Online customers come into the shop thinking they have scheduled an appointment, but the shop has no record of it. The shop might be too busy to fix the Internet customer's car even though he set up an appointment. As a result, online scheduling can undermine - instead of enhance - customer satisfaction.
'I do not have the Internet site interwoven with my in-house computer system,' Wheat explained. 'So we still need a human being to tell them, `We can't do it at 2 p.m. It will have to be at 4 p.m.' '
The Village Ford site invites visitors to join a club called the 'Village Ford Inter-Circle.' It is a clever strategy to build a list of e-mail addresses and to build relationships with customers and prospects. The club offers a variety of benefits, including:
$100 off extended warranties
Updates on incentives programs
10 percent off accessories
Automated service reminders
Discounts on used vehicles
Other specials on products and services.
Wheat is thinking about adding some kind of alert to lease customers just before their lease contract expires. Consumer leases represent about 70 percent of Village Ford's new-vehicle sales.

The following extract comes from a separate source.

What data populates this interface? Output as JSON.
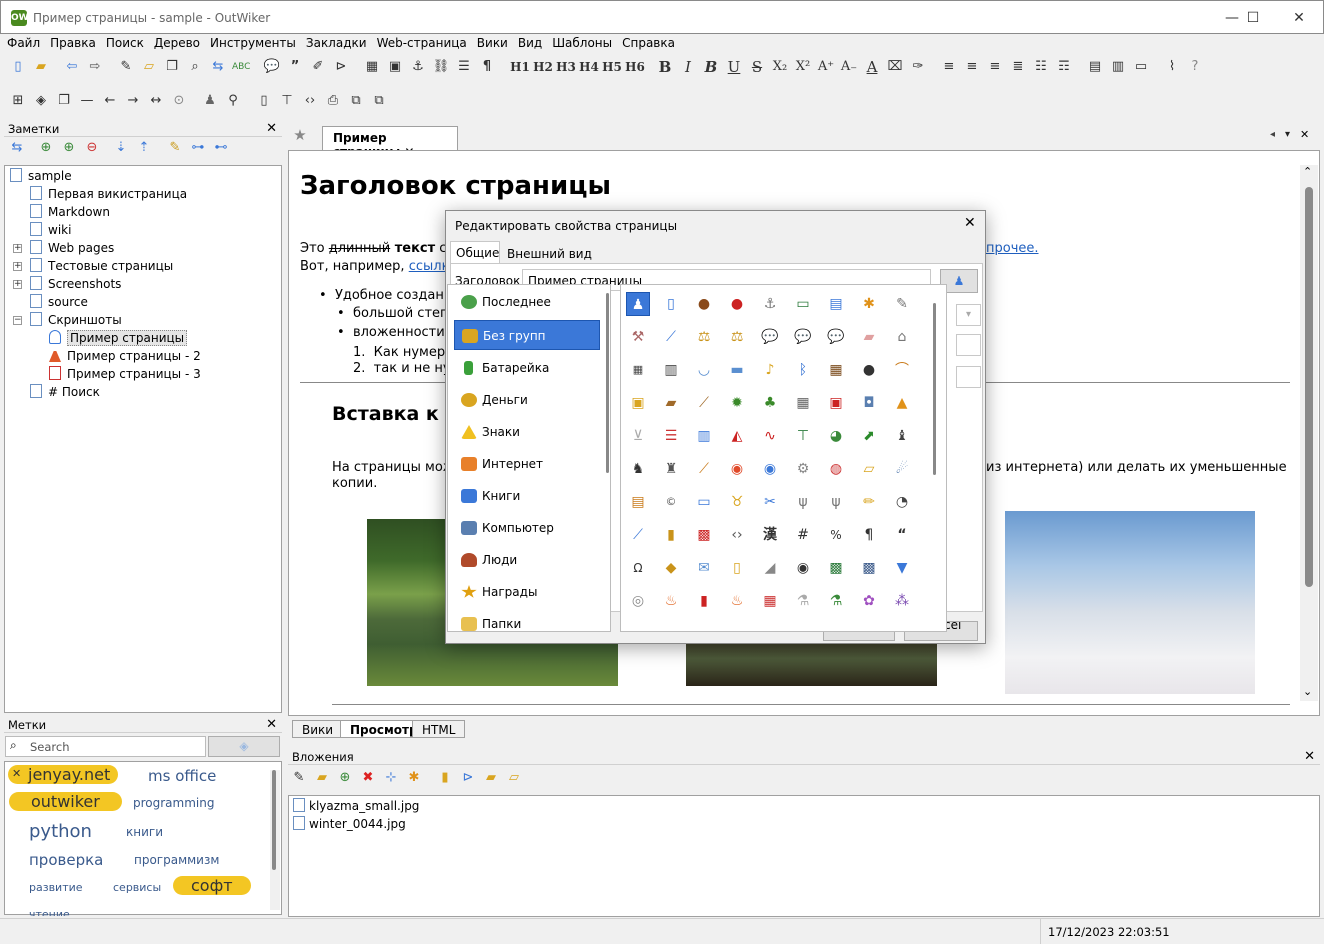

Despite the club's benefits, online shoppers are reluctant to register for regular e-mail from the dealership. Some have privacy concerns. Others are tire-kickers and are not ready to commit to an e-mail service from a dealership. Online shoppers also might not drive a Ford Motor Co. product and therefore would not be interested in receiving reminders. Or they already patronize another service facility.
'If they are driving a 2-year-old vehicle they bought somewhere else, why join the club?' Wheat asked.
Because of the lack of online registrants, Village Ford has been asking walk-in customers and prospects for their e-mail addresses and inviting them to join the club. The dealership has signed up about 320 club members, most of them previous customers. But so far, the club has not attracted new business.
Wheat has been promoting the Village Ford site in the dealership's TV and radio commercials. But he believes the dealership simply needs to do a better job selling the site and club membership to showroom visitors.
Said Wheat: 'We need to ask people if they want to be in our Web site club more often. I am thinking about requiring it' of the sales force. 'We've talked about this at a staff meeting and we don't want to let this slide.'